Having coached at Hull and Leeds Metropolitan Universities and managed Ostersunds, some 300 kilometres from the Arctic Circle, where winter temperatures can be around minus 25°C, he represents the curiosity who has become coveted. His departure from Swansea City, where he has been hugely popular with supporters, should extricate a predictable Brighton team from a straitjacket. He promises to be the antithesis of his predecessor.
The sacked Chris Hughton did an admirable job, but within parameters. Potter's career path shows he has not limited himself. The dismissed Brighton manager's last point came in a draw at the Emirates Stadium. Remarkably, Potter beat Arsenal there with Ostersunds, the club he inherited when they were in Sweden's fourth tier and after being recommended by Graeme Jones, Roberto Martinez's long-time assistant.

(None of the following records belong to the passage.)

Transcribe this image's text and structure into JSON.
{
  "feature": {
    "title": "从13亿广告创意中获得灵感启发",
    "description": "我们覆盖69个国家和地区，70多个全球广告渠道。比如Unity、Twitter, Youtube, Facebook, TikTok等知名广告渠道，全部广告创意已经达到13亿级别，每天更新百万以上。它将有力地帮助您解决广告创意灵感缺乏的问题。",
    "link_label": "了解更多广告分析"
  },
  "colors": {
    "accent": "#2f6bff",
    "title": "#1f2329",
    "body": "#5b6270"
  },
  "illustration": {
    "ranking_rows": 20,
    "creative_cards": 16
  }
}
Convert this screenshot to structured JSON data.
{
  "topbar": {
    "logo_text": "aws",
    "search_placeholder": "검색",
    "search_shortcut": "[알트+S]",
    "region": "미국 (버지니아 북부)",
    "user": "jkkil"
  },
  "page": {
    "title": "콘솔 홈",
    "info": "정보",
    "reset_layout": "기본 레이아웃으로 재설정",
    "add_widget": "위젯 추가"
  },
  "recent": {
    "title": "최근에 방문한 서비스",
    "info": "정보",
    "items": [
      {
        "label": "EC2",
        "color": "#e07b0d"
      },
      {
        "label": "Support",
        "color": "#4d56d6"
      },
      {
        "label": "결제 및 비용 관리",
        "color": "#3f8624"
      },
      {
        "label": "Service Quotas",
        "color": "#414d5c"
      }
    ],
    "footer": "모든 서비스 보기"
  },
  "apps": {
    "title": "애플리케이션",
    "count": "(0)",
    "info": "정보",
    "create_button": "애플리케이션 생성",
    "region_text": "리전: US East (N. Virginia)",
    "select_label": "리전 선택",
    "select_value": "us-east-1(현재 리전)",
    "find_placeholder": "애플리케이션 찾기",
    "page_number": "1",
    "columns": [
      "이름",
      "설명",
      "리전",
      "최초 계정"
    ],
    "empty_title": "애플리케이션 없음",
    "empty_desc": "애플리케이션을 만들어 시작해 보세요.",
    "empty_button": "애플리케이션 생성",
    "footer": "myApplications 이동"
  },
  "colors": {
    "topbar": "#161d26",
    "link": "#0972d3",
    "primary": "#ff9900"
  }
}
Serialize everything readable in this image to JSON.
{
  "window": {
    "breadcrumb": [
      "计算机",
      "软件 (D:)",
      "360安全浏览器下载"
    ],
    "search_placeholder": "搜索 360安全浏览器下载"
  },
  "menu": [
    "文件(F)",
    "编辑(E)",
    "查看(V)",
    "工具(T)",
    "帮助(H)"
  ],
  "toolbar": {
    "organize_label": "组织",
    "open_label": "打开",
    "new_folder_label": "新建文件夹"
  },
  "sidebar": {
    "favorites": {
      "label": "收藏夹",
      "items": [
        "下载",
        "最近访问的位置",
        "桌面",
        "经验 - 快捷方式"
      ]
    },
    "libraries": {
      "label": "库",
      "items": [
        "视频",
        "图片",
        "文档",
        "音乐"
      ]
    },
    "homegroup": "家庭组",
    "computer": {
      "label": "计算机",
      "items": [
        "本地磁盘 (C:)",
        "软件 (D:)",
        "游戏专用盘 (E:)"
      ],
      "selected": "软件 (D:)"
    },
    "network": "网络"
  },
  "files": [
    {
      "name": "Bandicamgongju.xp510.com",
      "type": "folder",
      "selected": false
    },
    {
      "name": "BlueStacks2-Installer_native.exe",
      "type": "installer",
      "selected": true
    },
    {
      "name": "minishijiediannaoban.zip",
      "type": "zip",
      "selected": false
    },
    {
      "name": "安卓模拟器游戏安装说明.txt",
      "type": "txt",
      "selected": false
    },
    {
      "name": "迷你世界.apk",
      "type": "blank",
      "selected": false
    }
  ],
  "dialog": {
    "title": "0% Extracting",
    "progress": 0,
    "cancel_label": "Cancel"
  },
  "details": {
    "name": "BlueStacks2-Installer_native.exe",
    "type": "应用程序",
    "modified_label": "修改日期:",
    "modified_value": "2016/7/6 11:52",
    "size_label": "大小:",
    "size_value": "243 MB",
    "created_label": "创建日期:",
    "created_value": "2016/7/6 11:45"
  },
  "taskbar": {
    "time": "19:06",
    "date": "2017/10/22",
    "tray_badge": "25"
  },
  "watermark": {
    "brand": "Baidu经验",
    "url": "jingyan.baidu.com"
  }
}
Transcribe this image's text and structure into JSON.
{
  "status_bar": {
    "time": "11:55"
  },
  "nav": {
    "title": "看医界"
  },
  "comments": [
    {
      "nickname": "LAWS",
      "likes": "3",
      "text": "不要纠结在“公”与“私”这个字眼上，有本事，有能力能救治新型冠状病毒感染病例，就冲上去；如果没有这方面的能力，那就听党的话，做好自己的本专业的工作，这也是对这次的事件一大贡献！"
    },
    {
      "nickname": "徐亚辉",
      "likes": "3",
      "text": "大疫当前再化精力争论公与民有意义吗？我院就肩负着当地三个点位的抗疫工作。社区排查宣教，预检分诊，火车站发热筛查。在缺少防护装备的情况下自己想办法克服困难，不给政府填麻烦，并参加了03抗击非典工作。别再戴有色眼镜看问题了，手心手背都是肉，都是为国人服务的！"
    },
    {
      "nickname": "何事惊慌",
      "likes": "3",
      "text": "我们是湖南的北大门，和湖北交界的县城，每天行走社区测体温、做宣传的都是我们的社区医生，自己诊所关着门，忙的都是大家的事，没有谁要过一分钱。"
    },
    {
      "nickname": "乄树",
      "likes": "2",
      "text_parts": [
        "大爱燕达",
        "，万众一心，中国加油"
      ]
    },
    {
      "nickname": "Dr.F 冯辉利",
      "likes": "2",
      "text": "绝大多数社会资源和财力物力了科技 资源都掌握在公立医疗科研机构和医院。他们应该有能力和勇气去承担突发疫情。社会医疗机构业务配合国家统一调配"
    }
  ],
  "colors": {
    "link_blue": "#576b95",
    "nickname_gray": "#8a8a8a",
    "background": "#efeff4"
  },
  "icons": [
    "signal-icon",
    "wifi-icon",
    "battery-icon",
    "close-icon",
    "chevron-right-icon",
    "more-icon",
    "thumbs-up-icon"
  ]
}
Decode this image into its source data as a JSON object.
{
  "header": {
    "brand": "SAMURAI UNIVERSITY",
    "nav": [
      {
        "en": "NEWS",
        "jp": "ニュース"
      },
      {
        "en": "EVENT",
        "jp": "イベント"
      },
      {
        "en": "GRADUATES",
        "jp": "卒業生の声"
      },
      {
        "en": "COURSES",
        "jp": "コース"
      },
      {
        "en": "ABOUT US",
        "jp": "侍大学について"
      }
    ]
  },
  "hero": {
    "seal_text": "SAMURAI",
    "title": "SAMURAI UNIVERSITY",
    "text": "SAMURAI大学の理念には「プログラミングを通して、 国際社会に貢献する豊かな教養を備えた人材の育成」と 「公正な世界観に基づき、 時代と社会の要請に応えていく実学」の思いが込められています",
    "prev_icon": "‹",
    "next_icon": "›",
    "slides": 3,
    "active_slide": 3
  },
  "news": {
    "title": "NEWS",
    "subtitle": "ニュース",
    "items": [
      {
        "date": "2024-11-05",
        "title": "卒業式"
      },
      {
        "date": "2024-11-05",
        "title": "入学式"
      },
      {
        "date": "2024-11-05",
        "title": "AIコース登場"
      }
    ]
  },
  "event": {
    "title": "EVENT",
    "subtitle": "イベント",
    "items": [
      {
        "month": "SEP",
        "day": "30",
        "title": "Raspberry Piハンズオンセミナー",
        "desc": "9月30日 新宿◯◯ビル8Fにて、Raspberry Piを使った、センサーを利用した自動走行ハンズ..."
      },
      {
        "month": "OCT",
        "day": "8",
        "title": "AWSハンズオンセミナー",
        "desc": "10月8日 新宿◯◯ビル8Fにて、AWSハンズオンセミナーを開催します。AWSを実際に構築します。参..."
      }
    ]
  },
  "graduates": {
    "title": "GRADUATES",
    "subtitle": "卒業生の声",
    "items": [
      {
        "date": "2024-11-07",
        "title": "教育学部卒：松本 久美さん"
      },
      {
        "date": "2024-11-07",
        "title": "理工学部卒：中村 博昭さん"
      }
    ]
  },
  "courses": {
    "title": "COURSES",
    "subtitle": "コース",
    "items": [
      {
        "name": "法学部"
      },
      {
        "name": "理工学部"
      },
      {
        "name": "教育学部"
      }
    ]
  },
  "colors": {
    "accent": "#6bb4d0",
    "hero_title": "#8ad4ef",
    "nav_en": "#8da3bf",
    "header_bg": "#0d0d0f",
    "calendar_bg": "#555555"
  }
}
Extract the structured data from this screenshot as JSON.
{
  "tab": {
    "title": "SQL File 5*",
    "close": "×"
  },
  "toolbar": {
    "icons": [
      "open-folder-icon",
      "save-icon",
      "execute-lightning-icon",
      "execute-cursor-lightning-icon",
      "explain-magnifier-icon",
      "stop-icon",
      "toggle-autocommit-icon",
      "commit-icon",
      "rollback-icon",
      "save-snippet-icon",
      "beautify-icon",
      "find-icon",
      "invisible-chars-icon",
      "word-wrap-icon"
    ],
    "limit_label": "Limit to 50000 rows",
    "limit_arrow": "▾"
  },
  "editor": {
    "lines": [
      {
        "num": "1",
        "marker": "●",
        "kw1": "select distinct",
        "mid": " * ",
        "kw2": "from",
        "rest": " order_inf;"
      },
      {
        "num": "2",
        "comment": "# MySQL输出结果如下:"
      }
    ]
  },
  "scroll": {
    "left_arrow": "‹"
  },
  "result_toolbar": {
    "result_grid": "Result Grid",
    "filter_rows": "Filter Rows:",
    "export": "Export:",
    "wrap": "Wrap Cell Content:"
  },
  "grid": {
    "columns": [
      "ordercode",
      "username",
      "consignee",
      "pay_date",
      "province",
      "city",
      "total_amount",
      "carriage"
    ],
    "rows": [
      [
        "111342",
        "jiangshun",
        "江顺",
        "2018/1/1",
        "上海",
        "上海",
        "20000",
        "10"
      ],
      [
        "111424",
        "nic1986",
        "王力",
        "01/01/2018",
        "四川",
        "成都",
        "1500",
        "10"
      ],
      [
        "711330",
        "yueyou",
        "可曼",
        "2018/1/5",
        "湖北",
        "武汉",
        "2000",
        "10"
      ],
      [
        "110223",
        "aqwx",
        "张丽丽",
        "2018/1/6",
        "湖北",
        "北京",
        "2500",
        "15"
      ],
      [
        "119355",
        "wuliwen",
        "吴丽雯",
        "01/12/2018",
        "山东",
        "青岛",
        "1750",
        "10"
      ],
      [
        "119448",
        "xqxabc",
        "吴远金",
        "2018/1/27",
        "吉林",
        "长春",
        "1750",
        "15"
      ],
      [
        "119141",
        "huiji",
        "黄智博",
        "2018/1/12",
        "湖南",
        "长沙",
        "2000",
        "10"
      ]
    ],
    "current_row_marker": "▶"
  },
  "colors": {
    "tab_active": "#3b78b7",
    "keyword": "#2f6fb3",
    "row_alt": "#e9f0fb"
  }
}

If he was obscured to British audiences for much of his eight years in Scandinavia, a solitary season in the Football League has rendered him hot property. Early impressions helped convince Swansea fans that wizardry was not confined to another Potter. The substitute Yan Dhanda scored the opening-day winner at Sheffield United with his first touch in professional football. Last season, only Lyon, Chelsea and Swansea went 2-0 up against Manchester City which, even in defeat, indicated how ambitious their football was.
Not all of Potter’s schemes worked – the slight No 10 Bersant Celina did not prosper as a deep-lying playmaker against a robust Birmingham City side, for instance – but he showed a refreshing willingness to experiment that marked him out as an original thinker. Few managers have deployed a 4-2-2-2 formation in the Championship but Potter has been that rarity.
Yet while the most eye-catching details of his time in Sweden – getting his players to perform Swan Lake in front of fans – could suggest an eccentric with a litany of leftfield schemes, Swansea did nothing of the kind, suggesting Potter can adapt to circumstances, and that there is method to the supposed madness.
Swansea’s 10th-place finish may look underwhelming for a club that had been playing in the Premier League the previous year. It was the context that rendered it impressive. Potter prospered amid chaos and cutbacks, excelling with understudies and unknowns. A fire sale followed relegation. When the summer transfer window closed, Potter was left with an unbalanced squad: Swansea only owned one senior centre-back, Mike van der Hoorn, and a solitary fit striker, Oli McBurnie. But Potter made the most of what he had: McBurnie scored a career-best 24 goals.
A second clearout in January left a still more slender squad; some 17 players left over the two windows, with a further five going at the end of this season. For those who have not seen Swansea since their Premier League days, the team is unrecognisable. Yet that is also a compliment to Potter; the exodus of the established created a blank canvas and a manager who once put on an art exhibition in Sweden used it to paint a picture of his vision of football.
McBurnie and Daniel James, the breakout star who is now wanted by Manchester United, were the flagship successes for his policy of trusting the up and coming and his skills as coach who can conjure more from his players. Four young Swans have got Wales call-ups this season and that capacity to mould and improve the emerging should suit Dan Ashworth, Brighton’s director of football, who is fully aware of the young talent coming through England’s age-group teams.
Whereas only Watford and Chelsea named older sides than Brighton, whose oldest group averaged out at 29.4, Potter picked the youngest group in the Championship, at just 23.5. While Brighton had the fourth lowest share of possession in the Premier League, Swansea had the third most in the lower division. It is that progressiveness, of both principle and personnel, that gives Potter such appeal.